§ WORK INSTRUCTIONS:
Copy every line that contains the string "bubble" from the entries below.

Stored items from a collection

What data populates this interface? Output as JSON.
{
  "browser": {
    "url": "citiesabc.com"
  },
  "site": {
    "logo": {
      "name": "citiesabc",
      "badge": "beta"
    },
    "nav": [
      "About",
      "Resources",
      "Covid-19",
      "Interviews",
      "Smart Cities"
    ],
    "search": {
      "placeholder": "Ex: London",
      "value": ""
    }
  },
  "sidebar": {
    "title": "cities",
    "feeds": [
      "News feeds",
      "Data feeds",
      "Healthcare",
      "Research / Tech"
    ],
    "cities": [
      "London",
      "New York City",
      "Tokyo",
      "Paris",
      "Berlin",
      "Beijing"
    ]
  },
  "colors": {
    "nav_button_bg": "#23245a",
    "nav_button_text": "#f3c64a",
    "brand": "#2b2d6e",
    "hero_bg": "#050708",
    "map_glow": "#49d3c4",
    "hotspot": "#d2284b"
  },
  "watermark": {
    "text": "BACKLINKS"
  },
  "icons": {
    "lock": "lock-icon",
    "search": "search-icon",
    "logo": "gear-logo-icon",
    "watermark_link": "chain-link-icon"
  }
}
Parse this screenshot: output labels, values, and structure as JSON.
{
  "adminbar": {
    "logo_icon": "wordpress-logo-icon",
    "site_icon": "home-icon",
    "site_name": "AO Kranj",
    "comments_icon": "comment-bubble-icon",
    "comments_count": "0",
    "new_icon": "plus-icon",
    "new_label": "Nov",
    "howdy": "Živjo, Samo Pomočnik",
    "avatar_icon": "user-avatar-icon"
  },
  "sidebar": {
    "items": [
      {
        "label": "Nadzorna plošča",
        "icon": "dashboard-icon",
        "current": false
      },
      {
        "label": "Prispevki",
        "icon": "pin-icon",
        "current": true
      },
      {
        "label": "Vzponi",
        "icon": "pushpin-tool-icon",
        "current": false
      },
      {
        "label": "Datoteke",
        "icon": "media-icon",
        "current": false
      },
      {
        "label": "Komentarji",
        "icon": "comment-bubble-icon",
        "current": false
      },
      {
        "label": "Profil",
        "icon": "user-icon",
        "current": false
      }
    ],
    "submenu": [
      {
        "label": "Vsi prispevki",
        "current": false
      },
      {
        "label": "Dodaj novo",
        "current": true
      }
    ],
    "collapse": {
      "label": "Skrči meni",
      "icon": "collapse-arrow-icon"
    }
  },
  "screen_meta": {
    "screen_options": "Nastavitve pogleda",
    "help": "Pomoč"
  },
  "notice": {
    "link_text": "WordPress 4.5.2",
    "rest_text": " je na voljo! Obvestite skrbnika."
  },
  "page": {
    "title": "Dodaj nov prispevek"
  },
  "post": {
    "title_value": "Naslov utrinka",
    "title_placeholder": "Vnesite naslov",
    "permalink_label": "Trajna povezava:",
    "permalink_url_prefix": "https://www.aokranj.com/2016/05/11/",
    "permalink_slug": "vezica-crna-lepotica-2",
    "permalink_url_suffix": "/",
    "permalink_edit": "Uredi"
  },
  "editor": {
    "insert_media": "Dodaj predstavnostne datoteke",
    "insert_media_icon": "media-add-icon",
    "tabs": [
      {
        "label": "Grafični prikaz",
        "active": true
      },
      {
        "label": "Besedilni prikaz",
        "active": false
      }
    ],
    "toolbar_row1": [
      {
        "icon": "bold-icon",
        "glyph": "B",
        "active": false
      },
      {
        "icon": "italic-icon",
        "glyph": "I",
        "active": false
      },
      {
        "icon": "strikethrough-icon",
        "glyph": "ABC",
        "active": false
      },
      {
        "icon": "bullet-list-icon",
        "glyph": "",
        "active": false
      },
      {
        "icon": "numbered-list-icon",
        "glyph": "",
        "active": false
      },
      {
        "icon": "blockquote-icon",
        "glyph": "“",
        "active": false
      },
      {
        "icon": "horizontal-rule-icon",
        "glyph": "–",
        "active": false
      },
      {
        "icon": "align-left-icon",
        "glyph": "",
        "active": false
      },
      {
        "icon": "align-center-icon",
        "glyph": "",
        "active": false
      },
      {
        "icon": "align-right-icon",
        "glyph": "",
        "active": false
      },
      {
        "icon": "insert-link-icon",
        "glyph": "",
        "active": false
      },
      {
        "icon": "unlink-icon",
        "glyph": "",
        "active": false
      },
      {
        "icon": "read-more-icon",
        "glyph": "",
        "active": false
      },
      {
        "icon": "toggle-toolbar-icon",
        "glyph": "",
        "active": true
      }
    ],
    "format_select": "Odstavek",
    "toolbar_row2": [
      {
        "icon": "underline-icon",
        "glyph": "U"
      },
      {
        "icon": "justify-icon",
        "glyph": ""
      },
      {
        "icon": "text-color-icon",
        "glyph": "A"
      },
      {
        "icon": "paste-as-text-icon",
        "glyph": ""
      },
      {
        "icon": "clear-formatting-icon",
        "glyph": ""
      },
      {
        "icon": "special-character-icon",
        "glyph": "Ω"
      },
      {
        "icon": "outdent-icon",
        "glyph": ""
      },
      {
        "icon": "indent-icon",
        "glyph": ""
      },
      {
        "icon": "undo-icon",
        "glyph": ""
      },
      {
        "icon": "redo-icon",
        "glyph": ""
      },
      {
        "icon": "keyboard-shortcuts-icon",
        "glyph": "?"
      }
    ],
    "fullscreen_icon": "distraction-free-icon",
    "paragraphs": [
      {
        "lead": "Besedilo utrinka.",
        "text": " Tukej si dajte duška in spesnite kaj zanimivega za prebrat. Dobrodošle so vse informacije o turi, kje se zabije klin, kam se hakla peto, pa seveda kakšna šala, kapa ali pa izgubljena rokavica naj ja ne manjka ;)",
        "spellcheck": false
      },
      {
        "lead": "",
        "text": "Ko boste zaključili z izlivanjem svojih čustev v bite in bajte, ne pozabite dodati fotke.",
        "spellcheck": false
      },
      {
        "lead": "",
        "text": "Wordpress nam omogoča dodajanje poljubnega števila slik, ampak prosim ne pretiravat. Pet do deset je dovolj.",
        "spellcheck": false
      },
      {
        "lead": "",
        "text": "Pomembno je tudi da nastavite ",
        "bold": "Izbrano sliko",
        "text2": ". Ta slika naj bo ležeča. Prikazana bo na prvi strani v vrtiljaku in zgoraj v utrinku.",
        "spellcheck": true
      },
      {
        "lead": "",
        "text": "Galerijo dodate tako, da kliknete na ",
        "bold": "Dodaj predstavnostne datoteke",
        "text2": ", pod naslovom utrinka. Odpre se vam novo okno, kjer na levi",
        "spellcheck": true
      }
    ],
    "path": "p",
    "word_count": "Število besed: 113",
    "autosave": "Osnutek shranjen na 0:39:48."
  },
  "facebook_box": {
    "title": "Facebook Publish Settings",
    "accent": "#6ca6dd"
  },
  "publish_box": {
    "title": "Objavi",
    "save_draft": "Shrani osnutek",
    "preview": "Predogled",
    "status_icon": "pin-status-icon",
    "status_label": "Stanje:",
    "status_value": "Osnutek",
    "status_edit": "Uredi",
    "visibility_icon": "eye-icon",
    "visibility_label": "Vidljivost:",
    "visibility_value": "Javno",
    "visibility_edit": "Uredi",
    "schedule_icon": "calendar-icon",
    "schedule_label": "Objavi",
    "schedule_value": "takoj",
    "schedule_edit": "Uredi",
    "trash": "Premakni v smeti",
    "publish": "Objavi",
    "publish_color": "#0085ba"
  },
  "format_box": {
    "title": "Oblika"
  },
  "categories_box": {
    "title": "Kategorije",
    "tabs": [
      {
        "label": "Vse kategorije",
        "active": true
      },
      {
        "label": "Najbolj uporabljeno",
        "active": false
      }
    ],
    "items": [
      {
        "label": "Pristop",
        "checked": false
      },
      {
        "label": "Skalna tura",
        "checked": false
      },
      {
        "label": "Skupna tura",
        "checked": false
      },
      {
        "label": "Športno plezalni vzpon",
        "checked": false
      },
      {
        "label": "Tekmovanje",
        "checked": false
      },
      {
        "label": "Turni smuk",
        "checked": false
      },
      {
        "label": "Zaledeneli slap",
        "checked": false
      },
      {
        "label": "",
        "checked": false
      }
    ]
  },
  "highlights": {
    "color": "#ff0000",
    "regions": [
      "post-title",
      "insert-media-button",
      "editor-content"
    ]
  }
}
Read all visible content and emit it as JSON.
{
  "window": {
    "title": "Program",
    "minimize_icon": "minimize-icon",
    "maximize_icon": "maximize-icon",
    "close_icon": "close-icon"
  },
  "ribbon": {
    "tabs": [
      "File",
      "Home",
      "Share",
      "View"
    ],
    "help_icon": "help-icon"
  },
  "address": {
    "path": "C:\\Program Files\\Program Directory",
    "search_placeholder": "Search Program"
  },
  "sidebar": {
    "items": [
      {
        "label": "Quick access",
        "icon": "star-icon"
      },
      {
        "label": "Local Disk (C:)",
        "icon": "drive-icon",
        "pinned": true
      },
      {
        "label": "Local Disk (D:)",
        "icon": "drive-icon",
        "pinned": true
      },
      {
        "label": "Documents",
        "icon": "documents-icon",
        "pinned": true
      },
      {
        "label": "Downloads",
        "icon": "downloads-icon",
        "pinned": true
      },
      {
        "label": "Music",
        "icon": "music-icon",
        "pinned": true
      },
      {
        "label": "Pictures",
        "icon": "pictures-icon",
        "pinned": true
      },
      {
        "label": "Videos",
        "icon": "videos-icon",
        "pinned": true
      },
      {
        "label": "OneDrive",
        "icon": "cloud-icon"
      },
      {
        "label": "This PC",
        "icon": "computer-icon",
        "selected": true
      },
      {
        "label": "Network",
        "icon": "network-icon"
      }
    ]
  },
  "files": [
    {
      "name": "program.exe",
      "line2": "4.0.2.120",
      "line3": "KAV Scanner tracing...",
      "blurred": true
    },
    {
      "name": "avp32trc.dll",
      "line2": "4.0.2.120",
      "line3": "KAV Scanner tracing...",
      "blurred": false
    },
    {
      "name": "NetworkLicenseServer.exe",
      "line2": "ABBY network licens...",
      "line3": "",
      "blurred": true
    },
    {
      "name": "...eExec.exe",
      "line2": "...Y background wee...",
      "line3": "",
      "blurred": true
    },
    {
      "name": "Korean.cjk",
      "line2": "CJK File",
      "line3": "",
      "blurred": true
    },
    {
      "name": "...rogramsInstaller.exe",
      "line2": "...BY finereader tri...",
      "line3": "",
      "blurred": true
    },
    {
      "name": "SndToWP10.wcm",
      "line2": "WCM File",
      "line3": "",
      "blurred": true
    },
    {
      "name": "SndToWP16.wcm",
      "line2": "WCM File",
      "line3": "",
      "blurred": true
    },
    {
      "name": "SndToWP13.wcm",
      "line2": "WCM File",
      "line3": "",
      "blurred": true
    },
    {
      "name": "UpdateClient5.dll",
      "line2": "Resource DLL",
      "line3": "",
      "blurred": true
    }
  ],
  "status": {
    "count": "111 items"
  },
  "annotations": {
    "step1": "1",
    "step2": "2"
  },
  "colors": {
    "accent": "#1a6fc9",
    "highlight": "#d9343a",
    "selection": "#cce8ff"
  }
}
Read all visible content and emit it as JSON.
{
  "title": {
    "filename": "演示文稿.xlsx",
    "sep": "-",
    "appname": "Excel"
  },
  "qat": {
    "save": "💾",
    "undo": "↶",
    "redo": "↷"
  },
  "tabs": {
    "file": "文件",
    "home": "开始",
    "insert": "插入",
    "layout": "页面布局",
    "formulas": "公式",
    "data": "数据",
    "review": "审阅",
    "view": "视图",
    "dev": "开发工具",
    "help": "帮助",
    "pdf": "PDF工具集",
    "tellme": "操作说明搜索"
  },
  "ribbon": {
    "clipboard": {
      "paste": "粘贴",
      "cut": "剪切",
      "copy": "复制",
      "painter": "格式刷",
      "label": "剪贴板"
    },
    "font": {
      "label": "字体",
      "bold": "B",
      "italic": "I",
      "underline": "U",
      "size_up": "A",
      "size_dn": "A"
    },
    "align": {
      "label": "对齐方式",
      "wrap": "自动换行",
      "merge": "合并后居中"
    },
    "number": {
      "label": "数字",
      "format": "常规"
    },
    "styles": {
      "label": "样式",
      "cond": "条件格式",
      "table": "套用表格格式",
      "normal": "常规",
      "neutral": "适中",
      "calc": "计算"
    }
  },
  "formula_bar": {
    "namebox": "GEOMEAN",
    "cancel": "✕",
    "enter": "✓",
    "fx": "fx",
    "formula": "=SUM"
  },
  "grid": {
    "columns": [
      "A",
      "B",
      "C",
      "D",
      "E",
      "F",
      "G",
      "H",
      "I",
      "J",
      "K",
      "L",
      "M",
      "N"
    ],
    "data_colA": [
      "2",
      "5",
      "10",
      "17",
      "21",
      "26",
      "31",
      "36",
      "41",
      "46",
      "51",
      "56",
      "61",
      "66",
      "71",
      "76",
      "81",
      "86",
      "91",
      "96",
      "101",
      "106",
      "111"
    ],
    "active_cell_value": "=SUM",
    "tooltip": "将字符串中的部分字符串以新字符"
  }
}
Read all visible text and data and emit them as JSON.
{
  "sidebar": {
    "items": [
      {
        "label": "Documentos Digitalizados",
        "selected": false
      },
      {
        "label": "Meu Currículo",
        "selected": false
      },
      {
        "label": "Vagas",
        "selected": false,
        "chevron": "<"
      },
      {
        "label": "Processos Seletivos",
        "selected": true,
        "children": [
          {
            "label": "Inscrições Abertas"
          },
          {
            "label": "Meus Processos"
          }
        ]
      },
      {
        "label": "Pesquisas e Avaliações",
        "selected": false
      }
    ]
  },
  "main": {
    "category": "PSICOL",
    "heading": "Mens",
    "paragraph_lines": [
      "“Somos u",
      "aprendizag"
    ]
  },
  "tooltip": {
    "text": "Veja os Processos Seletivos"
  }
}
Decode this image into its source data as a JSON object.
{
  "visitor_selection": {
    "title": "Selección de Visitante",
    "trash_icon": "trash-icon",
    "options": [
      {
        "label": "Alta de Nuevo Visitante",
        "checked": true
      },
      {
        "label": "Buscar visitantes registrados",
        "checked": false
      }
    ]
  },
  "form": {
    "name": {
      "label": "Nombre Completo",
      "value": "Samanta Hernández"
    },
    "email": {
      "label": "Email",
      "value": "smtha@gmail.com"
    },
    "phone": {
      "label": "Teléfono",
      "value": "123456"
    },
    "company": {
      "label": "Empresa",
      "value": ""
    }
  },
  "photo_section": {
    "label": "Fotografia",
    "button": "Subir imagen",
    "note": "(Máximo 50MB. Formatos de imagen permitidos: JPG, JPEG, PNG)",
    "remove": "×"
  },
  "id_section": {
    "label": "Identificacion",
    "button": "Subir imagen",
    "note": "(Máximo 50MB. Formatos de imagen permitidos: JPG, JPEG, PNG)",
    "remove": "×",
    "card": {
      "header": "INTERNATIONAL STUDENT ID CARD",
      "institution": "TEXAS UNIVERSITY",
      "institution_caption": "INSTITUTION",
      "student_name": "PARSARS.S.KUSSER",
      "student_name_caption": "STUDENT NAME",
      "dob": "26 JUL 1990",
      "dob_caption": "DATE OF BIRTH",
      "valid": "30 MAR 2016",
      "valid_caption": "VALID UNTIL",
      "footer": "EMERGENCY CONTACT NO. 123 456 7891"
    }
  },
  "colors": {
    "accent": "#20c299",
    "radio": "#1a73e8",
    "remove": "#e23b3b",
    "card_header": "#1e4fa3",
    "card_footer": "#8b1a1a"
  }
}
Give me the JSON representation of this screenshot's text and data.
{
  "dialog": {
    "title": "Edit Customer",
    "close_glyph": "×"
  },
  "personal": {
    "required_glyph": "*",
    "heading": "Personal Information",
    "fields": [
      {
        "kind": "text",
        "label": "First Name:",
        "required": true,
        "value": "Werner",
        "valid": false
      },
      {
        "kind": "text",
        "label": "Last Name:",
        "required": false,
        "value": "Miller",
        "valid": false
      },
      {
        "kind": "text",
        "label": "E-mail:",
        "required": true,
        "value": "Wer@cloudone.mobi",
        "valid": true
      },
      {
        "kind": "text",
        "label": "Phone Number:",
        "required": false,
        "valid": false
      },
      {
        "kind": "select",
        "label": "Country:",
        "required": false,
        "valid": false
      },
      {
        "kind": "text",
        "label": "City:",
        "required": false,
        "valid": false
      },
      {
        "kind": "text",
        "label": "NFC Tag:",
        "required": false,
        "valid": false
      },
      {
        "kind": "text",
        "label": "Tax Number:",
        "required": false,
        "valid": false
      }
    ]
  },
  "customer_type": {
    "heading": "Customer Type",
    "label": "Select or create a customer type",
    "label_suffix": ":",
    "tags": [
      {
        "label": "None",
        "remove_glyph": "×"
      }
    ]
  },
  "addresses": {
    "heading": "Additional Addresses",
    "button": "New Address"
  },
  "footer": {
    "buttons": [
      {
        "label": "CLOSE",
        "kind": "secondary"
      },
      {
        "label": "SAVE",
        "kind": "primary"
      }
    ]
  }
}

§ SOLVED PROBLEM:
    "comments_icon": "comment-bubble-icon",
        "icon": "comment-bubble-icon",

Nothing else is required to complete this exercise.